[[ Extracted data open ]]

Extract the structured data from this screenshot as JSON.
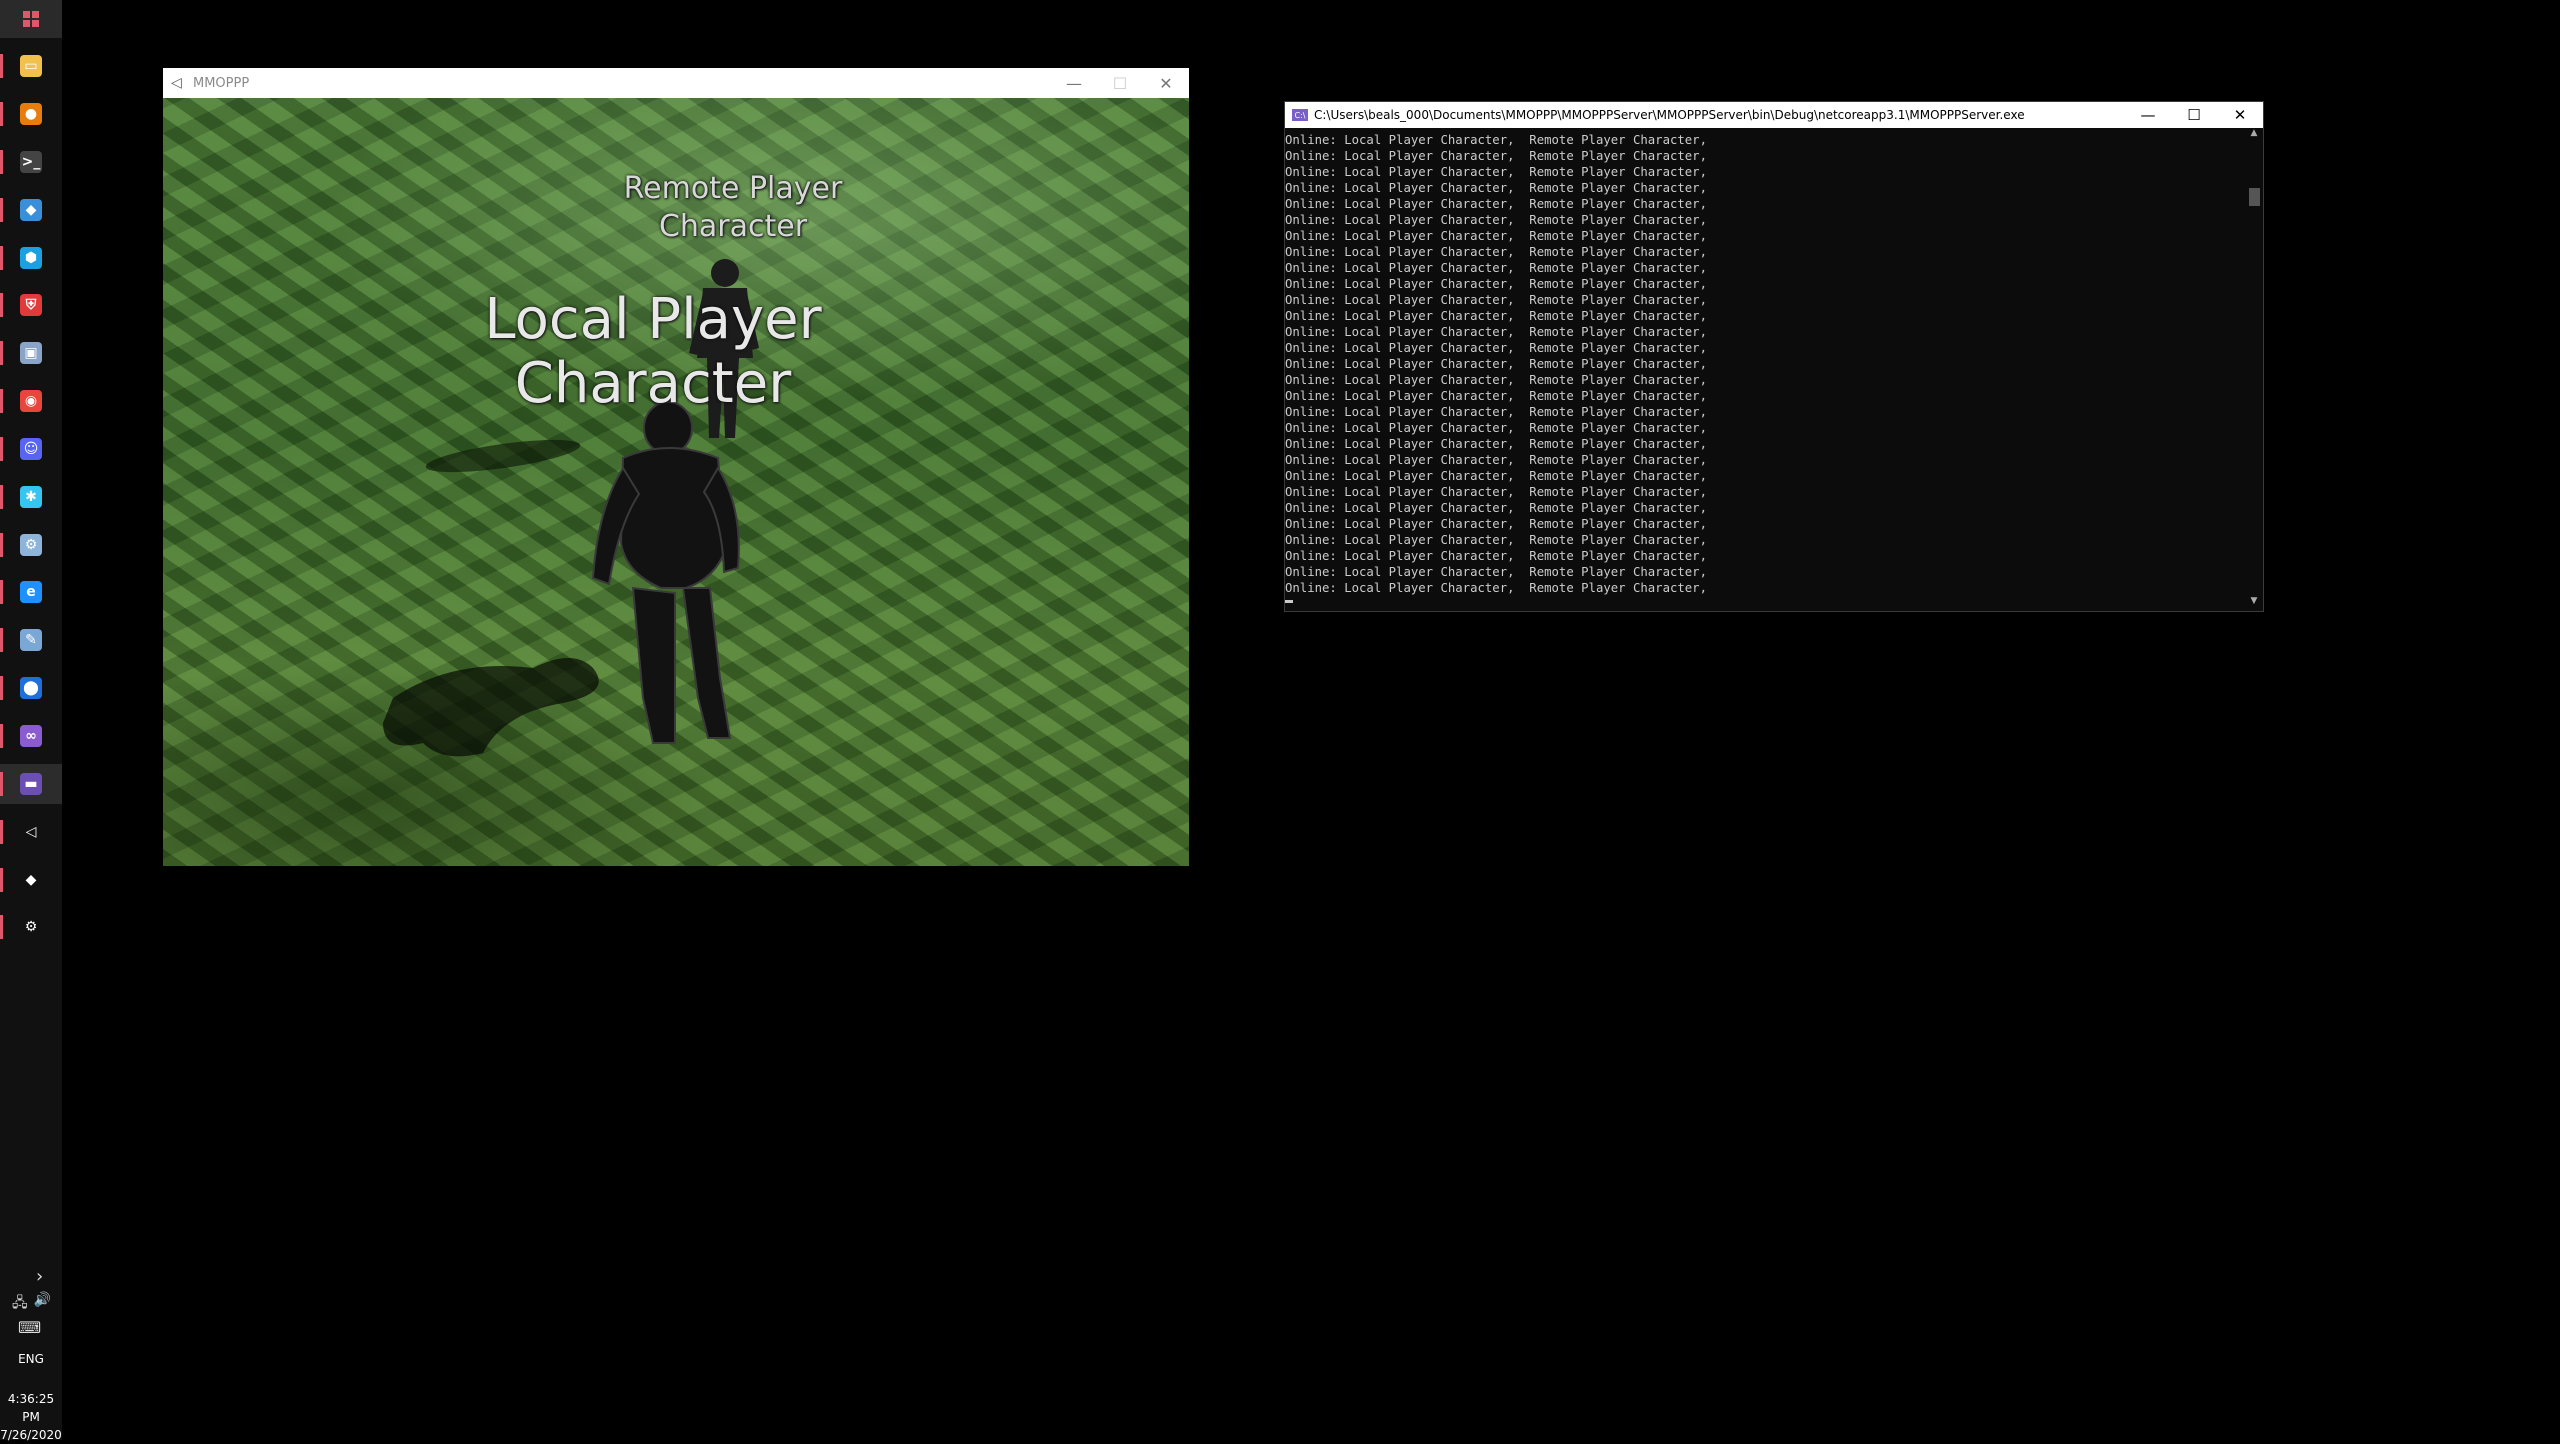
{
  "taskbar": {
    "icons": [
      {
        "name": "start-icon"
      },
      {
        "name": "file-explorer-icon",
        "color": "#f2c14b"
      },
      {
        "name": "blender-icon",
        "color": "#e87d0d"
      },
      {
        "name": "terminal-icon",
        "color": "#444444"
      },
      {
        "name": "paint-icon",
        "color": "#3b8fd9"
      },
      {
        "name": "shield-app-icon",
        "color": "#1ba1e2"
      },
      {
        "name": "security-app-icon",
        "color": "#e03a3a"
      },
      {
        "name": "photos-icon",
        "color": "#8aa4c8"
      },
      {
        "name": "chrome-icon",
        "color": "#e8453c"
      },
      {
        "name": "discord-icon",
        "color": "#5865f2"
      },
      {
        "name": "slack-icon",
        "color": "#36c5f0"
      },
      {
        "name": "steam-icon",
        "color": "#8fb4d9"
      },
      {
        "name": "edge-icon",
        "color": "#1e90ff"
      },
      {
        "name": "notepad-icon",
        "color": "#7aa7d6"
      },
      {
        "name": "maps-icon",
        "color": "#1e6fd9"
      },
      {
        "name": "visual-studio-icon",
        "color": "#8a5cd0"
      },
      {
        "name": "console-app-icon",
        "color": "#6b4fb5"
      },
      {
        "name": "unity-icon",
        "color": "#ffffff"
      },
      {
        "name": "unity-hub-icon",
        "color": "#ffffff"
      },
      {
        "name": "settings-icon",
        "color": "#ffffff"
      }
    ],
    "language": "ENG",
    "time": "4:36:25 PM",
    "date": "7/26/2020"
  },
  "game_window": {
    "title": "MMOPPP",
    "remote_label_line1": "Remote Player",
    "remote_label_line2": "Character",
    "local_label_line1": "Local Player",
    "local_label_line2": "Character"
  },
  "console_window": {
    "title": "C:\\Users\\beals_000\\Documents\\MMOPPP\\MMOPPPServer\\MMOPPPServer\\bin\\Debug\\netcoreapp3.1\\MMOPPPServer.exe",
    "lines": [
      "Online: Local Player Character,  Remote Player Character,",
      "Online: Local Player Character,  Remote Player Character,",
      "Online: Local Player Character,  Remote Player Character,",
      "Online: Local Player Character,  Remote Player Character,",
      "Online: Local Player Character,  Remote Player Character,",
      "Online: Local Player Character,  Remote Player Character,",
      "Online: Local Player Character,  Remote Player Character,",
      "Online: Local Player Character,  Remote Player Character,",
      "Online: Local Player Character,  Remote Player Character,",
      "Online: Local Player Character,  Remote Player Character,",
      "Online: Local Player Character,  Remote Player Character,",
      "Online: Local Player Character,  Remote Player Character,",
      "Online: Local Player Character,  Remote Player Character,",
      "Online: Local Player Character,  Remote Player Character,",
      "Online: Local Player Character,  Remote Player Character,",
      "Online: Local Player Character,  Remote Player Character,",
      "Online: Local Player Character,  Remote Player Character,",
      "Online: Local Player Character,  Remote Player Character,",
      "Online: Local Player Character,  Remote Player Character,",
      "Online: Local Player Character,  Remote Player Character,",
      "Online: Local Player Character,  Remote Player Character,",
      "Online: Local Player Character,  Remote Player Character,",
      "Online: Local Player Character,  Remote Player Character,",
      "Online: Local Player Character,  Remote Player Character,",
      "Online: Local Player Character,  Remote Player Character,",
      "Online: Local Player Character,  Remote Player Character,",
      "Online: Local Player Character,  Remote Player Character,",
      "Online: Local Player Character,  Remote Player Character,",
      "Online: Local Player Character,  Remote Player Character,"
    ]
  }
}
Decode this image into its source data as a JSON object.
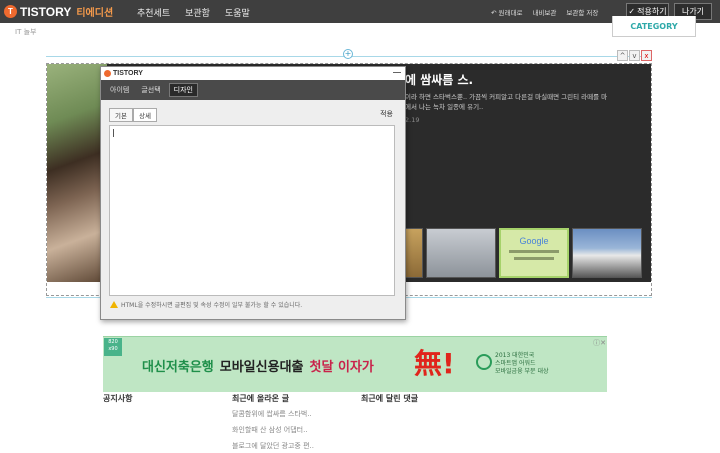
{
  "topbar": {
    "logo_mark": "T",
    "logo": "TISTORY",
    "edition": "티에디션",
    "nav": [
      "추천세트",
      "보관함",
      "도움말"
    ],
    "right_links": [
      "원래대로",
      "내비보관",
      "보관함 저장"
    ],
    "apply_label": "적용하기",
    "exit_label": "나가기"
  },
  "breadcrumb": "IT 놀부",
  "category_button": "CATEGORY",
  "module_controls": [
    "^",
    "v",
    "x"
  ],
  "slide": {
    "title": "에 쌈싸름 스.",
    "description": "이라 하면 스타벅스뿐.. 가끔씩 커피알고 다른걸 마실때면 그린티 라떼를 마\n에서 나는 녹차 일종에 유기..",
    "date": "2.19"
  },
  "thumb_google": "Google",
  "editor": {
    "title": "TISTORY",
    "tabs": [
      "아이템",
      "글선택",
      "디자인"
    ],
    "subtabs": [
      "기본",
      "상세"
    ],
    "apply": "적용",
    "note": "HTML을 수정하시면 글편집 및 속성 수정이 일부 불가능 할 수 있습니다."
  },
  "ad": {
    "badge": "820\nx90",
    "text1": "대신저축은행",
    "text2": "모바일신용대출",
    "text3": "첫달 이자가",
    "big": "無!",
    "award": "2013 대한민국\n스마트앱 어워드\n모바일금융 부문 대상"
  },
  "footer": {
    "col1": "공지사항",
    "col2": "최근에 올라온 글",
    "col3": "최근에 달린 댓글",
    "recent_posts": [
      "달콤함위에 쌉싸름 스타벅..",
      "화인할때 산 삼성 어댑터..",
      "블로그에 달았던 광고중 편.."
    ]
  }
}
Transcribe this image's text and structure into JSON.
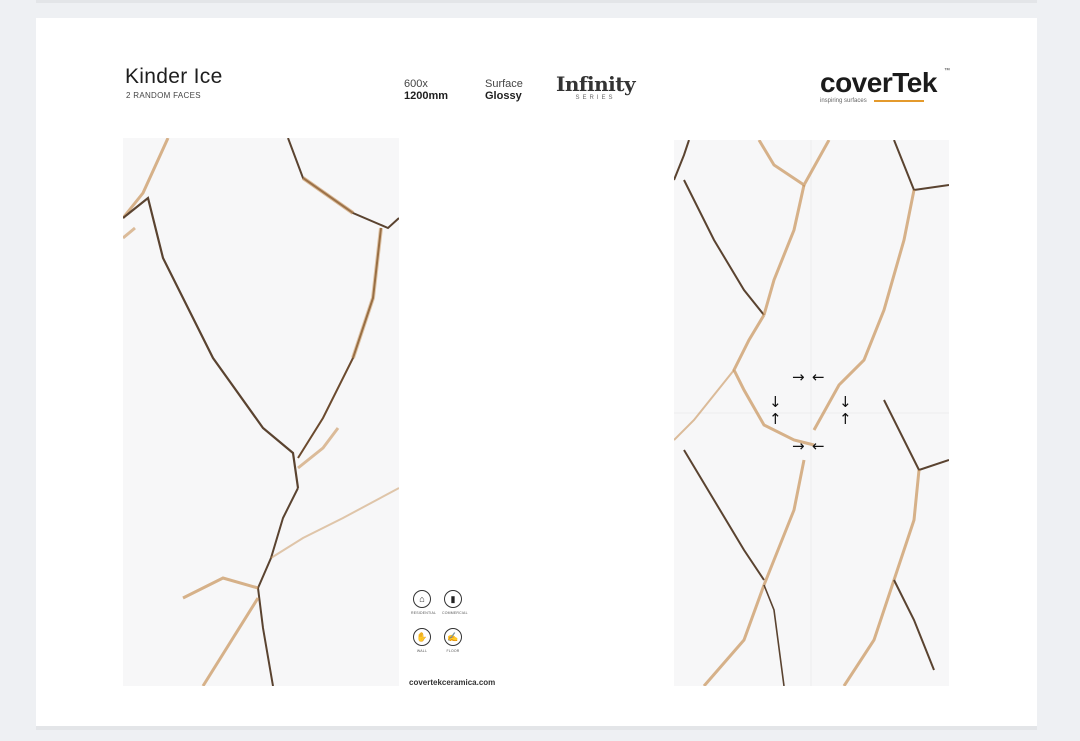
{
  "product": {
    "name": "Kinder Ice",
    "faces": "2 RANDOM FACES"
  },
  "specs": {
    "size_label": "600x",
    "size_value": "1200mm",
    "surface_label": "Surface",
    "surface_value": "Glossy"
  },
  "series": {
    "name": "Infinity",
    "sub": "SERIES"
  },
  "brand": {
    "name": "coverTek",
    "tagline": "inspiring surfaces",
    "tm": "™",
    "accent": "#e49a2c"
  },
  "usage_icons": [
    {
      "icon": "residential-icon",
      "glyph": "⌂",
      "caption": "RESIDENTIAL"
    },
    {
      "icon": "commercial-icon",
      "glyph": "▮",
      "caption": "COMMERCIAL"
    },
    {
      "icon": "wall-icon",
      "glyph": "✋",
      "caption": "WALL"
    },
    {
      "icon": "floor-icon",
      "glyph": "✍",
      "caption": "FLOOR"
    }
  ],
  "website": "covertekceramica.com",
  "layout_arrows": {
    "right": "→",
    "left": "←",
    "down": "↓",
    "up": "↑"
  },
  "colors": {
    "vein_dark": "#5a4330",
    "vein_gold": "#c8935a",
    "marble": "#f7f7f8"
  }
}
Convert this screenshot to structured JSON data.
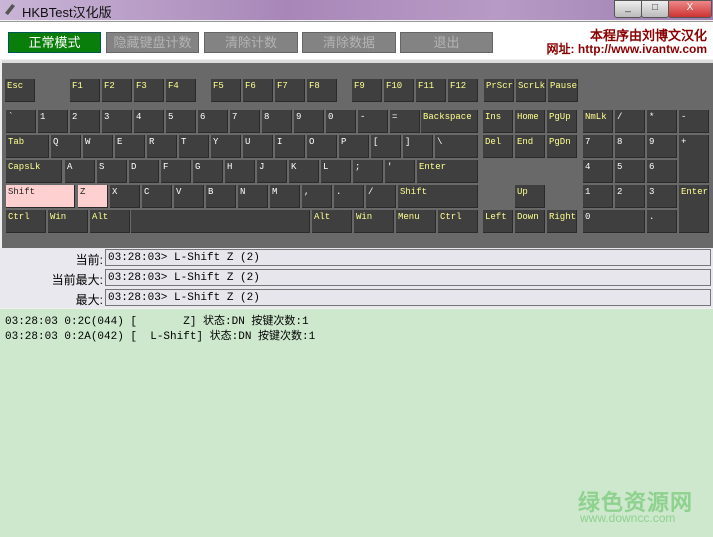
{
  "window": {
    "title": "HKBTest汉化版",
    "min": "_",
    "max": "□",
    "close": "X"
  },
  "toolbar": {
    "buttons": [
      "正常模式",
      "隐藏键盘计数",
      "清除计数",
      "清除数据",
      "退出"
    ],
    "credit_line1": "本程序由刘博文汉化",
    "credit_line2": "网址: http://www.ivantw.com"
  },
  "keyboard": {
    "keys": [
      {
        "label": "Esc"
      },
      {
        "label": "F1"
      },
      {
        "label": "F2"
      },
      {
        "label": "F3"
      },
      {
        "label": "F4"
      },
      {
        "label": "F5"
      },
      {
        "label": "F6"
      },
      {
        "label": "F7"
      },
      {
        "label": "F8"
      },
      {
        "label": "F9"
      },
      {
        "label": "F10"
      },
      {
        "label": "F11"
      },
      {
        "label": "F12"
      },
      {
        "label": "PrScr"
      },
      {
        "label": "ScrLk"
      },
      {
        "label": "Pause"
      },
      {
        "label": "`"
      },
      {
        "label": "1"
      },
      {
        "label": "2"
      },
      {
        "label": "3"
      },
      {
        "label": "4"
      },
      {
        "label": "5"
      },
      {
        "label": "6"
      },
      {
        "label": "7"
      },
      {
        "label": "8"
      },
      {
        "label": "9"
      },
      {
        "label": "0"
      },
      {
        "label": "-"
      },
      {
        "label": "="
      },
      {
        "label": "Backspace"
      },
      {
        "label": "Ins"
      },
      {
        "label": "Home"
      },
      {
        "label": "PgUp"
      },
      {
        "label": "NmLk"
      },
      {
        "label": "/"
      },
      {
        "label": "*"
      },
      {
        "label": "-"
      },
      {
        "label": "Tab"
      },
      {
        "label": "Q"
      },
      {
        "label": "W"
      },
      {
        "label": "E"
      },
      {
        "label": "R"
      },
      {
        "label": "T"
      },
      {
        "label": "Y"
      },
      {
        "label": "U"
      },
      {
        "label": "I"
      },
      {
        "label": "O"
      },
      {
        "label": "P"
      },
      {
        "label": "["
      },
      {
        "label": "]"
      },
      {
        "label": "\\"
      },
      {
        "label": "Del"
      },
      {
        "label": "End"
      },
      {
        "label": "PgDn"
      },
      {
        "label": "7"
      },
      {
        "label": "8"
      },
      {
        "label": "9"
      },
      {
        "label": "+"
      },
      {
        "label": "CapsLk"
      },
      {
        "label": "A"
      },
      {
        "label": "S"
      },
      {
        "label": "D"
      },
      {
        "label": "F"
      },
      {
        "label": "G"
      },
      {
        "label": "H"
      },
      {
        "label": "J"
      },
      {
        "label": "K"
      },
      {
        "label": "L"
      },
      {
        "label": ";"
      },
      {
        "label": "'"
      },
      {
        "label": "Enter"
      },
      {
        "label": "4"
      },
      {
        "label": "5"
      },
      {
        "label": "6"
      },
      {
        "label": "Shift",
        "pressed": true
      },
      {
        "label": "Z",
        "pressed": true
      },
      {
        "label": "X"
      },
      {
        "label": "C"
      },
      {
        "label": "V"
      },
      {
        "label": "B"
      },
      {
        "label": "N"
      },
      {
        "label": "M"
      },
      {
        "label": ","
      },
      {
        "label": "."
      },
      {
        "label": "/"
      },
      {
        "label": "Shift"
      },
      {
        "label": "Up"
      },
      {
        "label": "1"
      },
      {
        "label": "2"
      },
      {
        "label": "3"
      },
      {
        "label": "Enter"
      },
      {
        "label": "Ctrl"
      },
      {
        "label": "Win"
      },
      {
        "label": "Alt"
      },
      {
        "label": ""
      },
      {
        "label": "Alt"
      },
      {
        "label": "Win"
      },
      {
        "label": "Menu"
      },
      {
        "label": "Ctrl"
      },
      {
        "label": "Left"
      },
      {
        "label": "Down"
      },
      {
        "label": "Right"
      },
      {
        "label": "0"
      },
      {
        "label": "."
      }
    ]
  },
  "status": {
    "rows": [
      {
        "label": "当前:",
        "value": "03:28:03> L-Shift Z (2)"
      },
      {
        "label": "当前最大:",
        "value": "03:28:03> L-Shift Z (2)"
      },
      {
        "label": "最大:",
        "value": "03:28:03> L-Shift Z (2)"
      }
    ]
  },
  "log": [
    "03:28:03 0:2C(044) [       Z] 状态:DN 按键次数:1",
    "03:28:03 0:2A(042) [  L-Shift] 状态:DN 按键次数:1"
  ],
  "watermark": {
    "title": "绿色资源网",
    "url": "www.downcc.com"
  }
}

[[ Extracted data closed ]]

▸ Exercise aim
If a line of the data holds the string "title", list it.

▸ Problem solution
    "title": "MMOPPP",
    "title": "C:\\Users\\beals_000\\Documents\\MMOPPP\\MMOPPPServer\\MMOPPPServer\\bin\\Debug\\netcoreapp3.1\\MMOPPPServer.exe",
    "title": "에 쌈싸름 스.",
    "title": "TISTORY",
    "title": "HKBTest汉化版",
    "title": "绿色资源网",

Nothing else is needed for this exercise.